A wind advisory is in effect for Hall County from 11 this morning to 7 tonight, which could bring down more trees and large limbs, especially for those that still have a coating of ice. The National Weather Service forecasts a high of 35 today and a low of 19 tonight, which means melting will be limited. The temperature isn’t expected to get above freezing until Saturday, at 44. Saturday also brings another chance of freezing rain.
Most schools closed again
Gainesville City Schools and Hall County Schools will remain closed Wednesday, though Hall County Schools asked 12-month employees to report to work at 9 a.m. if possible. Lakeview Academy also will be closed, along with several other school systems.
University of North Georgia campuses were delaying opening until 11 a.m. today.
Brenau University dormitories were out of power Tuesday evening and administrators offered to bring students to the Brenau Downtown Center, which had power, to stay the night. Classes were canceled for a second day today.
“They got them all fed in the dining hall, which has been operational the whole time,” said David Morrison, vice president of communications and publications. “Then the plan was those who want to go can go over there and basically have a slumber party.”
Trees, not ice, block roads
Area road crews didn’t have to worry much Tuesday about clearing roads of ice — nor will they today — but they stayed busy picking up debris, particularly fallen tree limbs.
Between Monday morning and Tuesday evening, Hall County had received some 350 calls about fallen trees, with crews working nonstop to clear them from the roads, Crumley said.
“They’ll continue through (Tuesday) night and all day (Wednesday),” she said. “They are hopeful they will have everything cleared by (Wednesday) evening.”
Crews “are having to work with power companies because the county cannot touch any trees that are on a power line,” Crumley said. “So, there are two entities dealing with the trees — part of it is the utilities and part of it is road maintenance.”
Still, trees should be removed from most of the major roadways, she said.
“Now, (crews) are getting back into the secondary neighborhood roads,” Crumley said.
David Dockery, public works director,advised motorists to use “extreme caution” and limit travel to major thoroughfares and state highways.

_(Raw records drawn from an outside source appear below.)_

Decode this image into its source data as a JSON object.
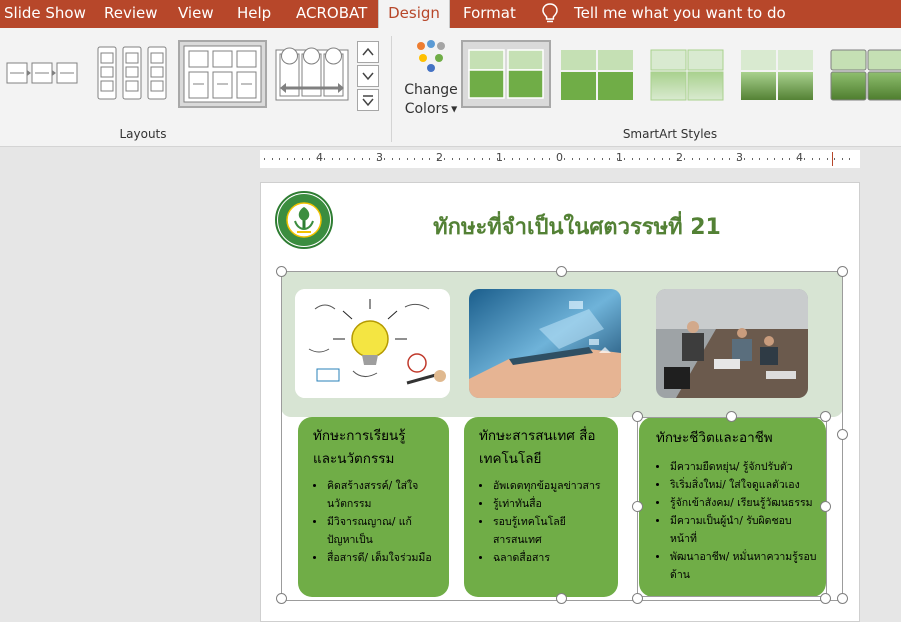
{
  "ribbon_tabs": {
    "slide_show": "Slide Show",
    "review": "Review",
    "view": "View",
    "help": "Help",
    "acrobat": "ACROBAT",
    "design": "Design",
    "format": "Format",
    "tell_me": "Tell me what you want to do"
  },
  "ribbon": {
    "layouts_label": "Layouts",
    "change_colors_line1": "Change",
    "change_colors_line2": "Colors",
    "smartart_styles_label": "SmartArt Styles"
  },
  "ruler": {
    "labels": [
      "4",
      "3",
      "2",
      "1",
      "0",
      "1",
      "2",
      "3",
      "4"
    ]
  },
  "slide": {
    "title": "ทักษะที่จำเป็นในศตวรรษที่ 21",
    "cards": [
      {
        "heading_line1": "ทักษะการเรียนรู้",
        "heading_line2": "และนวัตกรรม",
        "bullets": [
          "คิดสร้างสรรค์/ ใส่ใจนวัตกรรม",
          "มีวิจารณญาณ/ แก้ปัญหาเป็น",
          "สื่อสารดี/ เต็มใจร่วมมือ"
        ]
      },
      {
        "heading_line1": "ทักษะสารสนเทศ สื่อ",
        "heading_line2": "เทคโนโลยี",
        "bullets": [
          "อัพเดตทุกข้อมูลข่าวสาร",
          "รู้เท่าทันสื่อ",
          "รอบรู้เทคโนโลยีสารสนเทศ",
          "ฉลาดสื่อสาร"
        ]
      },
      {
        "heading_line1": "ทักษะชีวิตและอาชีพ",
        "heading_line2": "",
        "bullets": [
          "มีความยืดหยุ่น/ รู้จักปรับตัว",
          "ริเริ่มสิ่งใหม่/ ใส่ใจดูแลตัวเอง",
          "รู้จักเข้าสังคม/ เรียนรู้วัฒนธรรม",
          "มีความเป็นผู้นำ/ รับผิดชอบหน้าที่",
          "พัฒนาอาชีพ/ หมั่นหาความรู้รอบด้าน"
        ]
      }
    ]
  },
  "colors": {
    "tab_bar": "#b7472a",
    "card_green": "#70ad47",
    "title_green": "#538135",
    "banner": "#d7e4d3"
  }
}
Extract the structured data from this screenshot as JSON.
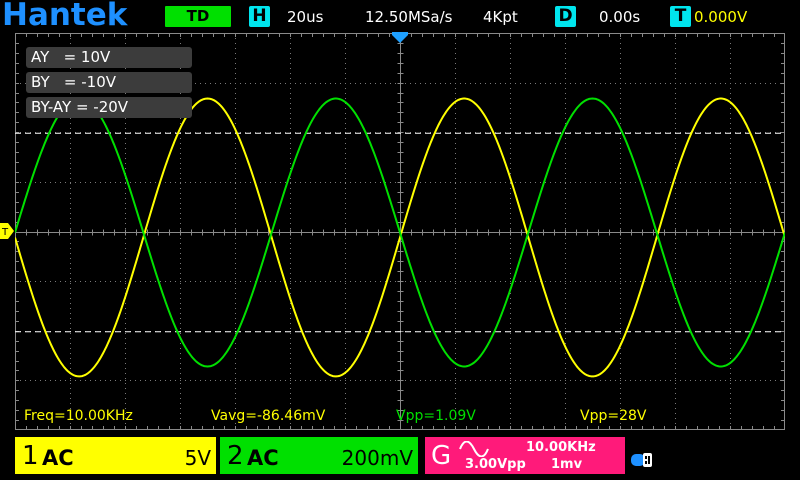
{
  "app": {
    "brand": "Hantek"
  },
  "header": {
    "mode": "TD",
    "timebase_tag": "H",
    "timebase": "20us",
    "sample_rate": "12.50MSa/s",
    "memory_depth": "4Kpt",
    "delay_tag": "D",
    "delay": "0.00s",
    "trigger_tag": "T",
    "trigger_level": "0.000V"
  },
  "cursors": {
    "ay": "AY   = 10V",
    "by": "BY   = -10V",
    "diff": "BY-AY = -20V"
  },
  "measurements": {
    "freq": "Freq=10.00KHz",
    "avg": "Vavg=-86.46mV",
    "vpp_ch2": "Vpp=1.09V",
    "vpp_ch1": "Vpp=28V"
  },
  "channels": [
    {
      "num": "1",
      "coupling": "AC",
      "scale": "5V",
      "color": "#ffff00"
    },
    {
      "num": "2",
      "coupling": "AC",
      "scale": "200mV",
      "color": "#00e000"
    }
  ],
  "generator": {
    "letter": "G",
    "waveform_icon": "sine-wave-icon",
    "frequency": "10.00KHz",
    "amplitude": "3.00Vpp",
    "offset": "1mv",
    "color": "#ff1a7a"
  },
  "status_icons": [
    "usb-icon"
  ],
  "grid": {
    "divisions_x": 14,
    "divisions_y": 8
  },
  "chart_data": {
    "type": "line",
    "x_range_div": [
      0,
      14
    ],
    "y_range_div": [
      -4,
      4
    ],
    "grid": true,
    "series": [
      {
        "name": "CH1",
        "color": "#ffff00",
        "waveform": "sine",
        "cycles_on_screen": 3,
        "peak_div": 2.8,
        "offset_div": -0.1,
        "phase_deg": 180
      },
      {
        "name": "CH2",
        "color": "#00e000",
        "waveform": "sine",
        "cycles_on_screen": 3,
        "peak_div": 2.7,
        "offset_div": 0.0,
        "phase_deg": 0
      }
    ]
  }
}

He reminded drivers to treat intersections where the traffic signal has no power like a four-way stop.
Gainesville spokeswoman Catiel Felts said, “The city is gathering prices on tree removal and debris cleanup but expects to be able to do most of the work (itself) as soon as the power lines are removed.”
Teri Pope, Georgia Department of Transportation district spokeswoman, said it’s “not an exaggeration to say we’ve had thousands of trees fall in state routes and interstates.”
Hardest hit was Dawson County, where trees were down “on every state route (and) there are power lines down with them. And that means traffic signals are out or dark.”
Forsyth County suffered similar problems, with emergency personnel responding to more than 300 calls of road obstructions, 90 downed wires and 14 wrecks amid a total of more than 1,200 calls.
Hospital maintains operations
Northeast Georgia Medical Center in Gainesville was able to mostly maintain normal operations, even through the brunt of Monday’s ice storm.
Jennifer Davis, emergency preparedness manager, said Tuesday was “essentially a normal day.”
The hospital did lose main power for about 45 minutes Monday night, but “our backup generators kept us running as usual.”
One issue has been that falling trees, limbs and other debris kept some staff from making it to work Tuesday morning, but “their coworkers, schedulers and leaders did a great job stepping up to fill the shifts.”
Also, a few surgeries have been rescheduled due to patients, surgeons or staff unable to get to the hospital.
Staff writers Nicholas Watson, Jeff Gill, Kristen Oliver and Keith Albertson contributed to this story as well as reports from the Forsyth County News.